Racism and prejudice starts at home. It is inbred not instinctual. It is the comments and editorials we make at home around our children. It is statements on how someone else is inferior, un-valuable, undesirabls. It is body language, verbal comments, and more blatant than we realize. Children are designed to learn unconsciously by watching the adults around them. If you are walking through a forest and notice a bear you will respond, a child may not be directly frightened by a bear but will instinctually respond to your response because you are there to protect them. You provide their needs, and you provide subconscious information about the environment. So even though you may not be saying you don’t trust or like a certain individual, your body is screaming that information to your children. And it may not be people of different colors or cultures that you are responding to. It could be income, body size, education, handicaps, accents, lifestyles, or other characteristics. And through that response, or belief, we are teaching our children about what we believe. Then your child watches the world around them and integrates the whole picture into a belief system about themselves and others, and begins to live it out. To beat racism and prejudices we must start by looking at ourselves and then teach our children.
Typically, inaccurate beliefs begin out of ignorance, a lack of understanding or education about the cultures of others. It is safe to say that identifying as an American tells us little about who we are. This country is full of different cultures and habits that are based on location, income, religion, education, so I have a very small chance of understanding you based on any of these influences alone. I need to get to know you, even a little to get any idea of who you are. And to truly judge someone we must know them at least a little bit.

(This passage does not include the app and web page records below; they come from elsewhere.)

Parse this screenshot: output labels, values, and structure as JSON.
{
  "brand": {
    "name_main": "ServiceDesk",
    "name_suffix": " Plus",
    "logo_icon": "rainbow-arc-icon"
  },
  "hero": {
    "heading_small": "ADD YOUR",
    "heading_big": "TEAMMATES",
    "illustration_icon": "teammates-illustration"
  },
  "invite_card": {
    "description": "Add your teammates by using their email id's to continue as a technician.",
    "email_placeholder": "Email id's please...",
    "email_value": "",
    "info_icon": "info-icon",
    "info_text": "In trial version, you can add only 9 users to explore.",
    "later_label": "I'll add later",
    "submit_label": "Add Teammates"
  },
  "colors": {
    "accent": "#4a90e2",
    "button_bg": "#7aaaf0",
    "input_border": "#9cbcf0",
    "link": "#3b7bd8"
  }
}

Another influence on racism is the beliefs individuals hold on the value of others. I believe in innate value. In my mind anything that is alive is valuable period. It is impact that we can measure, or evaluate. You will have either positive or negative impact on your environment, rarely do we have neutral impact. We can control our impact, and we do have power over it to some extent. We may not be able to influence another person’s interpretations but we can pretty well decide whether to have positive or negative impact. So, if every living thing has value, then the difference between those living things is irrelevant. I need to treat a tree as though it has as much value as a person. One person has the same amount of value as another, however they may have a different impact. If everyone saw all people as valuable regardless of our differences it would impact how we treat others. But superiority seems to be an innate need. And that causes problems. I must survive, and the weakest gazelle is eaten by the lion. My reptilian brain is designed to keep me alive, and if I perceive a threat I will instinctually respond to survive. But are different cultures truly a threat to our survival, or an over-reaction from the brain that we need to control?
Neurology does play a role from the perspective of survival. But our brain is known to over-react in many ways. We as evolved humans should be able to apply our lobes and recognize true threats verses perceived threats. And perceived threats rarely kill us. To stop prejudice and racism we must realize that we are all created equal, regardless of all the influences that change us. Then we need to act as though we are all equal, all valuable in our own ways. Finally, we need to teach our kids to love and accept all others as they already naturally do. When I was little my parents hosted foreign students from Denver University. On a regular basis our house would be visited by people from exotic places, with wonderful languages, and beautiful appearances. And occasionally, to my delight, they would bring children with them. I did not care that we could not understand each other, we still played perfectly together. And when they moved back to their foreign homes, I was sad and missed them. Then in elementary school Denver Public Schools decided that our school was too white and we boarded buses for the other side of town. To us this was a treat, we got new friends, and missed part of our classroom time because we had to ride the bus. In middle school I was the minority both at school and church. By high school my brothers and I dated and made friends based on personality with little concern of appearance. So I was lucky, I was raised to see value in all, and know that differences were exciting not scary. And for me it started in childhood, modeled by my parents and lived out by their lives. But to say to you I am not prejudice is to lie. I found out in grad school I truly struggle with stupid people, ignorant individuals that want to come to a quick conclusion. Whether they are judging a handicapped child, a fat adult, or a baggy panted teenager. I struggle with judgers, so I am not prejudice free as much as I would like to believe I am. And did I pass that prejudice on to my own children, probably- I will have to ask them to see. But ignorance is a choice, being judgmental is a choice, to feel superior is a choice. Culture, color, size, upbringing are not choices. If we want to stop racism and prejudice, we MUST start at home, with our children. And if it is too late for that, get to know someone very different than yourself and see what happens to your judgements.